• **Task to carry out**: Each record must be output exactly and in full.

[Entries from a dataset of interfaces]
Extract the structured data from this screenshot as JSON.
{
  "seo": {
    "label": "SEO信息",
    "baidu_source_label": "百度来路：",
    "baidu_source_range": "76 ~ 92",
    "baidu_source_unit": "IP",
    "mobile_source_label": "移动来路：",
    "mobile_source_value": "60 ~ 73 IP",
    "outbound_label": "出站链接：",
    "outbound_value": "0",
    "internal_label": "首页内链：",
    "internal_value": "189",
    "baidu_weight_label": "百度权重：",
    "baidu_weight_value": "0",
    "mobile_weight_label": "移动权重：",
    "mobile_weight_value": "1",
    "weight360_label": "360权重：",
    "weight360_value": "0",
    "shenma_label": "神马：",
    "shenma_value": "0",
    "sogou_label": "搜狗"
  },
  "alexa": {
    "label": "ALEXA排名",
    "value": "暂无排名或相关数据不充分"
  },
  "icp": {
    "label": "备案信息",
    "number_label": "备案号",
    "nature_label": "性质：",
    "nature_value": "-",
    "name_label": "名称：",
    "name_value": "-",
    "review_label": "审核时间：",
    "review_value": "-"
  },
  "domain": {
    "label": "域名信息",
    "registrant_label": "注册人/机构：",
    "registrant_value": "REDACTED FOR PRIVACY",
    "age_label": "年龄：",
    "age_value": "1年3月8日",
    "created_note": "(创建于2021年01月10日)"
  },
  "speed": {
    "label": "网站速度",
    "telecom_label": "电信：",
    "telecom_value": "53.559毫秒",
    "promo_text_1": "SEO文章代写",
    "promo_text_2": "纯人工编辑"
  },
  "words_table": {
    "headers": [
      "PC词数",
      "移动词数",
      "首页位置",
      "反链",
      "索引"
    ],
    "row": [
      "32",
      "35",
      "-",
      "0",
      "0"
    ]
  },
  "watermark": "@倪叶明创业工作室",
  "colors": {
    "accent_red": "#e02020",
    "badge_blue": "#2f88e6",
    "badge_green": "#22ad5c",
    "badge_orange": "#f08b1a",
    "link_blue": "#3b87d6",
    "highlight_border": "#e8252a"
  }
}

• **Output for this exercise**:
Extract the structured data from this screenshot as JSON.
{
  "seo": {
    "label": "SEO信息",
    "baidu_source_label": "百度来路：",
    "baidu_source_range": "76 ~ 92",
    "baidu_source_unit": "IP",
    "mobile_source_label": "移动来路：",
    "mobile_source_value": "60 ~ 73 IP",
    "outbound_label": "出站链接：",
    "outbound_value": "0",
    "internal_label": "首页内链：",
    "internal_value": "189",
    "baidu_weight_label": "百度权重：",
    "baidu_weight_value": "0",
    "mobile_weight_label": "移动权重：",
    "mobile_weight_value": "1",
    "weight360_label": "360权重：",
    "weight360_value": "0",
    "shenma_label": "神马：",
    "shenma_value": "0",
    "sogou_label": "搜狗"
  },
  "alexa": {
    "label": "ALEXA排名",
    "value": "暂无排名或相关数据不充分"
  },
  "icp": {
    "label": "备案信息",
    "number_label": "备案号",
    "nature_label": "性质：",
    "nature_value": "-",
    "name_label": "名称：",
    "name_value": "-",
    "review_label": "审核时间：",
    "review_value": "-"
  },
  "domain": {
    "label": "域名信息",
    "registrant_label": "注册人/机构：",
    "registrant_value": "REDACTED FOR PRIVACY",
    "age_label": "年龄：",
    "age_value": "1年3月8日",
    "created_note": "(创建于2021年01月10日)"
  },
  "speed": {
    "label": "网站速度",
    "telecom_label": "电信：",
    "telecom_value": "53.559毫秒",
    "promo_text_1": "SEO文章代写",
    "promo_text_2": "纯人工编辑"
  },
  "words_table": {
    "headers": [
      "PC词数",
      "移动词数",
      "首页位置",
      "反链",
      "索引"
    ],
    "row": [
      "32",
      "35",
      "-",
      "0",
      "0"
    ]
  },
  "watermark": "@倪叶明创业工作室",
  "colors": {
    "accent_red": "#e02020",
    "badge_blue": "#2f88e6",
    "badge_green": "#22ad5c",
    "badge_orange": "#f08b1a",
    "link_blue": "#3b87d6",
    "highlight_border": "#e8252a"
  }
}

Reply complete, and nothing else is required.